- ABOUT THIS TASK
Give back every entry exactly; drop the pictures.

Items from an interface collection
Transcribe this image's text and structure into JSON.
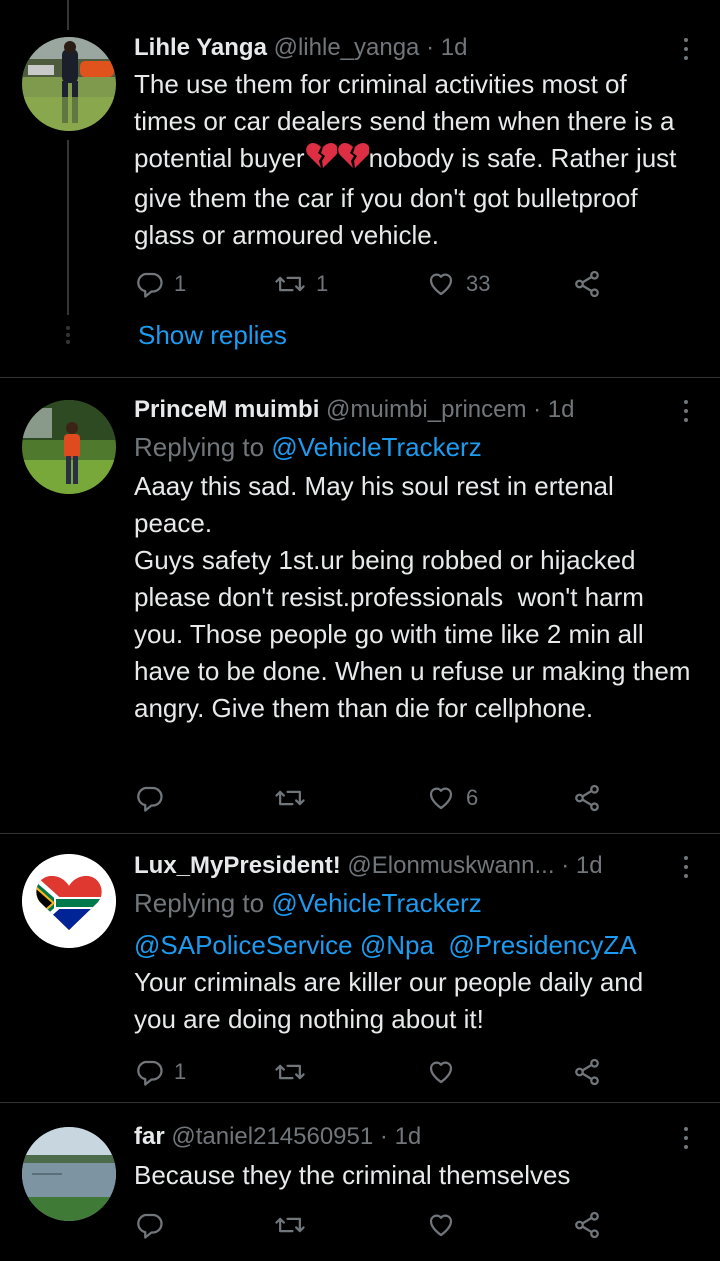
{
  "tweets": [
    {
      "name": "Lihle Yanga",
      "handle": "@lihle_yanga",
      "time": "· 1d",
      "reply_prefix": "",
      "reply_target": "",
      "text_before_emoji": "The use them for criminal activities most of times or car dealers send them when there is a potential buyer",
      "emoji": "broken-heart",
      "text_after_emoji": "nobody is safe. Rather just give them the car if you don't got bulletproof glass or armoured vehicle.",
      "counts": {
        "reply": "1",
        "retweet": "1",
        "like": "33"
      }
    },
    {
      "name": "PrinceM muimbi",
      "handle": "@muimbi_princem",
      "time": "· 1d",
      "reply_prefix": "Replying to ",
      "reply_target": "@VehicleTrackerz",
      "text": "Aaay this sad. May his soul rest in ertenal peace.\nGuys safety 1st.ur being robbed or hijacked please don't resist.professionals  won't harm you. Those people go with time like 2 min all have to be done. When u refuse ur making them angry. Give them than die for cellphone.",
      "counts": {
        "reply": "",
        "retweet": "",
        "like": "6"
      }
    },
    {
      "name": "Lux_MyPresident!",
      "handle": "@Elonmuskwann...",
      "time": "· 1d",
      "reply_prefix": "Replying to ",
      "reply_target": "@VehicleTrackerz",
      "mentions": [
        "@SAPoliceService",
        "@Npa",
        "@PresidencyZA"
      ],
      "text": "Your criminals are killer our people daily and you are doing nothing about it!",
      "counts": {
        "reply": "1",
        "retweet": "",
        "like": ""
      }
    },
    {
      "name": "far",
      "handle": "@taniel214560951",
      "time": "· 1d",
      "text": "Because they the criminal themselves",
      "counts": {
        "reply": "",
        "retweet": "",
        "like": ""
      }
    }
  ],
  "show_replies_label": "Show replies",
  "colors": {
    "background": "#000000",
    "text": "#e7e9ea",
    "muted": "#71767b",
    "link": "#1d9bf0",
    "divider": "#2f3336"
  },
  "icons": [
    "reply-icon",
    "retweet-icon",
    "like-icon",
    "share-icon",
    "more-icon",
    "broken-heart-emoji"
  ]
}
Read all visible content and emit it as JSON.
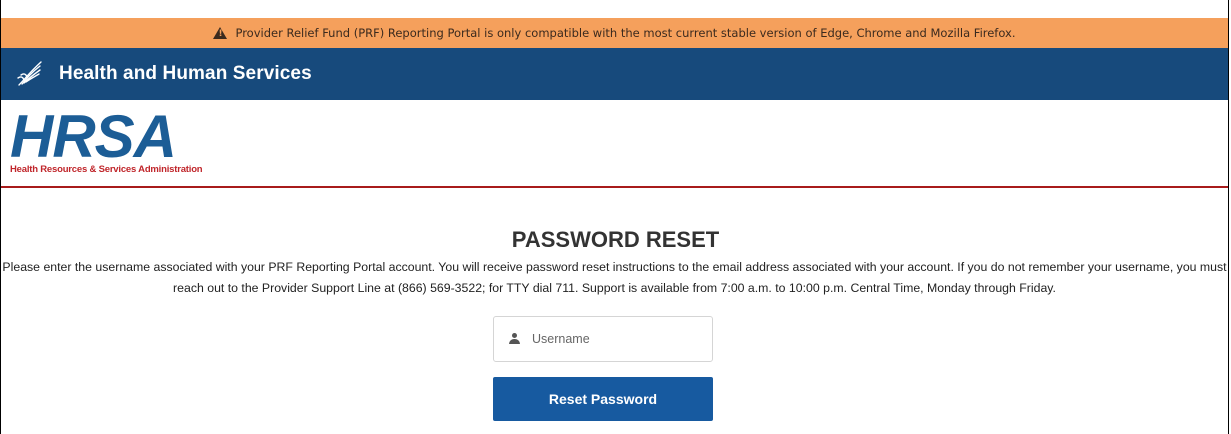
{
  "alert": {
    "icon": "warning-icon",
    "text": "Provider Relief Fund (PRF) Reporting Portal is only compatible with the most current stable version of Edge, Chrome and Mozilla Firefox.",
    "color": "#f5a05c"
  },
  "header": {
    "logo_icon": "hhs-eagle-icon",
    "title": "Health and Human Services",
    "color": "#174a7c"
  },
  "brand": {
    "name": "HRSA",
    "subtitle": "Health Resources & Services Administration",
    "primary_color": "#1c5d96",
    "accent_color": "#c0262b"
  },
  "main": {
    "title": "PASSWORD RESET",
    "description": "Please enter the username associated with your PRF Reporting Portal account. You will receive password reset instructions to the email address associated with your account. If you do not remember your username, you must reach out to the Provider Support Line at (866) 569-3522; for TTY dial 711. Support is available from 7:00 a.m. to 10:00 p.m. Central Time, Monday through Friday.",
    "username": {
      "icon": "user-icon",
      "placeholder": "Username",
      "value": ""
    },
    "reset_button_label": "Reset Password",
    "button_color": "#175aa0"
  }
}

- EXERCISE SOLUTION
Transcribe this image's text and structure into JSON.
{
  "tweets": [
    {
      "name": "Lihle Yanga",
      "handle": "@lihle_yanga",
      "time": "· 1d",
      "reply_prefix": "",
      "reply_target": "",
      "text_before_emoji": "The use them for criminal activities most of times or car dealers send them when there is a potential buyer",
      "emoji": "broken-heart",
      "text_after_emoji": "nobody is safe. Rather just give them the car if you don't got bulletproof glass or armoured vehicle.",
      "counts": {
        "reply": "1",
        "retweet": "1",
        "like": "33"
      }
    },
    {
      "name": "PrinceM muimbi",
      "handle": "@muimbi_princem",
      "time": "· 1d",
      "reply_prefix": "Replying to ",
      "reply_target": "@VehicleTrackerz",
      "text": "Aaay this sad. May his soul rest in ertenal peace.\nGuys safety 1st.ur being robbed or hijacked please don't resist.professionals  won't harm you. Those people go with time like 2 min all have to be done. When u refuse ur making them angry. Give them than die for cellphone.",
      "counts": {
        "reply": "",
        "retweet": "",
        "like": "6"
      }
    },
    {
      "name": "Lux_MyPresident!",
      "handle": "@Elonmuskwann...",
      "time": "· 1d",
      "reply_prefix": "Replying to ",
      "reply_target": "@VehicleTrackerz",
      "mentions": [
        "@SAPoliceService",
        "@Npa",
        "@PresidencyZA"
      ],
      "text": "Your criminals are killer our people daily and you are doing nothing about it!",
      "counts": {
        "reply": "1",
        "retweet": "",
        "like": ""
      }
    },
    {
      "name": "far",
      "handle": "@taniel214560951",
      "time": "· 1d",
      "text": "Because they the criminal themselves",
      "counts": {
        "reply": "",
        "retweet": "",
        "like": ""
      }
    }
  ],
  "show_replies_label": "Show replies",
  "colors": {
    "background": "#000000",
    "text": "#e7e9ea",
    "muted": "#71767b",
    "link": "#1d9bf0",
    "divider": "#2f3336"
  },
  "icons": [
    "reply-icon",
    "retweet-icon",
    "like-icon",
    "share-icon",
    "more-icon",
    "broken-heart-emoji"
  ]
}
Read all visible content and emit it as JSON.
{
  "alert": {
    "icon": "warning-icon",
    "text": "Provider Relief Fund (PRF) Reporting Portal is only compatible with the most current stable version of Edge, Chrome and Mozilla Firefox.",
    "color": "#f5a05c"
  },
  "header": {
    "logo_icon": "hhs-eagle-icon",
    "title": "Health and Human Services",
    "color": "#174a7c"
  },
  "brand": {
    "name": "HRSA",
    "subtitle": "Health Resources & Services Administration",
    "primary_color": "#1c5d96",
    "accent_color": "#c0262b"
  },
  "main": {
    "title": "PASSWORD RESET",
    "description": "Please enter the username associated with your PRF Reporting Portal account. You will receive password reset instructions to the email address associated with your account. If you do not remember your username, you must reach out to the Provider Support Line at (866) 569-3522; for TTY dial 711. Support is available from 7:00 a.m. to 10:00 p.m. Central Time, Monday through Friday.",
    "username": {
      "icon": "user-icon",
      "placeholder": "Username",
      "value": ""
    },
    "reset_button_label": "Reset Password",
    "button_color": "#175aa0"
  }
}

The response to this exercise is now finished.